= Beginning of Section =

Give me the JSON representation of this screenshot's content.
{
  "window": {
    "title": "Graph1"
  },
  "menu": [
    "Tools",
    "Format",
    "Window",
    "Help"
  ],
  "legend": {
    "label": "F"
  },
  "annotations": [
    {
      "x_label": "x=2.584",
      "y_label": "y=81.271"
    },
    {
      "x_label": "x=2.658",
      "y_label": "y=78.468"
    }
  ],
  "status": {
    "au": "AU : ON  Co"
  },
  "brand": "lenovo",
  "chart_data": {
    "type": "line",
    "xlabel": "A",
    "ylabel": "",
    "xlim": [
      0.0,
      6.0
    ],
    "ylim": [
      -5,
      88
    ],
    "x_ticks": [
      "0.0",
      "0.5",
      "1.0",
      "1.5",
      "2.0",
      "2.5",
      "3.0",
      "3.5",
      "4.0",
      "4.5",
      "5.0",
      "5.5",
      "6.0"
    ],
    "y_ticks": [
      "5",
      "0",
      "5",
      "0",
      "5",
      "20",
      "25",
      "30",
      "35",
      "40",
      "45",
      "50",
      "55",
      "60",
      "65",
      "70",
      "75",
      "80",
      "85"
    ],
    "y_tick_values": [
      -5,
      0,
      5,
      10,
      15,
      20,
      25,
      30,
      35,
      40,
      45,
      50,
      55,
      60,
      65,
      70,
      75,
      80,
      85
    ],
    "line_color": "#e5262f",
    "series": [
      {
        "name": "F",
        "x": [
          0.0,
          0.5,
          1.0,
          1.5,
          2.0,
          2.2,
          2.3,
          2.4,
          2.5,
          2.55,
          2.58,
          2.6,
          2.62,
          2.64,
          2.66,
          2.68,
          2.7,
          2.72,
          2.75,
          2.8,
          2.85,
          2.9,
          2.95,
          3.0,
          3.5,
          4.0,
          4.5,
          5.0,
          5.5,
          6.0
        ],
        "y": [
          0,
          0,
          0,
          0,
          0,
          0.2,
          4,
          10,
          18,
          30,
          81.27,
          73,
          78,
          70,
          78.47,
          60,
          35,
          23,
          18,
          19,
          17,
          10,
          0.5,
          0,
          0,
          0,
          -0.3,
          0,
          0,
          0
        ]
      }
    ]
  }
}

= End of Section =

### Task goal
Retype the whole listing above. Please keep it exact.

### Response to this exercise
Give me the JSON representation of this screenshot's content.
{
  "window": {
    "title": "Graph1"
  },
  "menu": [
    "Tools",
    "Format",
    "Window",
    "Help"
  ],
  "legend": {
    "label": "F"
  },
  "annotations": [
    {
      "x_label": "x=2.584",
      "y_label": "y=81.271"
    },
    {
      "x_label": "x=2.658",
      "y_label": "y=78.468"
    }
  ],
  "status": {
    "au": "AU : ON  Co"
  },
  "brand": "lenovo",
  "chart_data": {
    "type": "line",
    "xlabel": "A",
    "ylabel": "",
    "xlim": [
      0.0,
      6.0
    ],
    "ylim": [
      -5,
      88
    ],
    "x_ticks": [
      "0.0",
      "0.5",
      "1.0",
      "1.5",
      "2.0",
      "2.5",
      "3.0",
      "3.5",
      "4.0",
      "4.5",
      "5.0",
      "5.5",
      "6.0"
    ],
    "y_ticks": [
      "5",
      "0",
      "5",
      "0",
      "5",
      "20",
      "25",
      "30",
      "35",
      "40",
      "45",
      "50",
      "55",
      "60",
      "65",
      "70",
      "75",
      "80",
      "85"
    ],
    "y_tick_values": [
      -5,
      0,
      5,
      10,
      15,
      20,
      25,
      30,
      35,
      40,
      45,
      50,
      55,
      60,
      65,
      70,
      75,
      80,
      85
    ],
    "line_color": "#e5262f",
    "series": [
      {
        "name": "F",
        "x": [
          0.0,
          0.5,
          1.0,
          1.5,
          2.0,
          2.2,
          2.3,
          2.4,
          2.5,
          2.55,
          2.58,
          2.6,
          2.62,
          2.64,
          2.66,
          2.68,
          2.7,
          2.72,
          2.75,
          2.8,
          2.85,
          2.9,
          2.95,
          3.0,
          3.5,
          4.0,
          4.5,
          5.0,
          5.5,
          6.0
        ],
        "y": [
          0,
          0,
          0,
          0,
          0,
          0.2,
          4,
          10,
          18,
          30,
          81.27,
          73,
          78,
          70,
          78.47,
          60,
          35,
          23,
          18,
          19,
          17,
          10,
          0.5,
          0,
          0,
          0,
          -0.3,
          0,
          0,
          0
        ]
      }
    ]
  }
}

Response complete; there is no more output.